Pennington was an inspiration to scholars working in northern México, particularly Robert Bye, Gary Paul Nabhan, and William E. Doolittle. He instantly became a supporter and friend of anyone and everyone interested in the region, typically addressing them as “Young sir.” He held no sense of propriety, sharing freely information, experiences, insights, and wisdom. He was also a great supporter of undergraduate students, employing many as landscapers and home improvement carpenters.
Pennington underwent quadruple bypass heart surgery shortly after he retired. In order to be closer to family, he moved to San Marcos in the early 1990s, and later to Austin. He never expected to live as long as he did. After a cancer diagnosis, he had to have his bladder removed and recovered from the operation much to his own surprise. He moved back to San Marcos and considered himself fortunate to have the financial means to live comfortably for many years. The last several years of his life were enhanced by Frances Pedraza, who looked after his every need, patiently and respectfully.
Pennington enjoyed classical music and recalled fondly many of the concerts he attended, including two performances by Sergei Rachmaninoff. He had a large art collection that included paintings by Texas landscape artists Dawson Dawson-Watson and Julian Onderdonk. Food was also important to him. He had quite diverse tastes and was an excellent cook himself. His elegant dinner parties were very special occasions; a few graduate students found them overwhelming.
Although not reserved, Campbell Pennington was a beacon of tolerance and humility. He would doubtless say this memorial statement is: “apropos of absolutely nothing.” To those who knew him well, he was truly a larger-than-life character.

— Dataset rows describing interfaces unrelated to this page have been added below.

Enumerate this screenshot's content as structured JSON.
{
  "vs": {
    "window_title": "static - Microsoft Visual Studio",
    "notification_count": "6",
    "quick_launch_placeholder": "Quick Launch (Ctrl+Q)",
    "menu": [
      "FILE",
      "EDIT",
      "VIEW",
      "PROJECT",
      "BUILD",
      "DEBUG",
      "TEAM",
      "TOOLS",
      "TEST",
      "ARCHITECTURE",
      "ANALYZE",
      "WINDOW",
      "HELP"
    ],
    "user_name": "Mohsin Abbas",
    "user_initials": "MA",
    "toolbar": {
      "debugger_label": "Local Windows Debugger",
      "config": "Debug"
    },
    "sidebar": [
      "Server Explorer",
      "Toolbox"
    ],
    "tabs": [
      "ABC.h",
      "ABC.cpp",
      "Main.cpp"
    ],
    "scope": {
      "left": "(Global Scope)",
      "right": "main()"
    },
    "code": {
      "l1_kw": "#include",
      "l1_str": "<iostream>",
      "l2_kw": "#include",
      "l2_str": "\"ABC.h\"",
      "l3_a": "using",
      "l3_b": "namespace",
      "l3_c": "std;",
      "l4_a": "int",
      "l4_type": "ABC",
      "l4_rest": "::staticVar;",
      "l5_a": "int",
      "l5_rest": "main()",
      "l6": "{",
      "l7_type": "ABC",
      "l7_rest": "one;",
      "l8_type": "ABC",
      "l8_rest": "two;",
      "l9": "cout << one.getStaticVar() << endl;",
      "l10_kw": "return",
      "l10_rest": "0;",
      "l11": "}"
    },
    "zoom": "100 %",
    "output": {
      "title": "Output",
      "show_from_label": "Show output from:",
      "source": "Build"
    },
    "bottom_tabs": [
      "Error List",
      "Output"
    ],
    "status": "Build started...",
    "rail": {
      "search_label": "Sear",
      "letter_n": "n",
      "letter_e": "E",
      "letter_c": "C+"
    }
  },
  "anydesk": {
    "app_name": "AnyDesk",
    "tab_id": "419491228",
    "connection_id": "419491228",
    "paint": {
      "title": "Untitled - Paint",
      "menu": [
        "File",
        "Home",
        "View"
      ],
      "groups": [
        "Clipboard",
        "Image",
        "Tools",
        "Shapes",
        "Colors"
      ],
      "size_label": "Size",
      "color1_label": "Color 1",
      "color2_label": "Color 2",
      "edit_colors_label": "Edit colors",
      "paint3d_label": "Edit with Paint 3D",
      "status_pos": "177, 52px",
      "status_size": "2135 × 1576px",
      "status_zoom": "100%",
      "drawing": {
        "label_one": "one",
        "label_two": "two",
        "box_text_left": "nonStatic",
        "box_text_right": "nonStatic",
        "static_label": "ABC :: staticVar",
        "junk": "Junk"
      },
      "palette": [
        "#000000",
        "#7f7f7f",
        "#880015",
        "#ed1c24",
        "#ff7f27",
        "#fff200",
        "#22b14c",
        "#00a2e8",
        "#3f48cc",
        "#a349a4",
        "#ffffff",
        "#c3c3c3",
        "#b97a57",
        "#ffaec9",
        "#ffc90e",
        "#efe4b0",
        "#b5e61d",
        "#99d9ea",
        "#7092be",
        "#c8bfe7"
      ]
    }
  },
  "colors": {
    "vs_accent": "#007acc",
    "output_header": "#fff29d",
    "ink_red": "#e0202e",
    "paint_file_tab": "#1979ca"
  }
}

As per his instructions, his ashes will be scattered in Copper Canyon in the Sierra Madre Occidental in the southwestern part of Chihuahua state of northwestern Mexico.
Contributed by William E. Doolittle, The University of Texas at Austin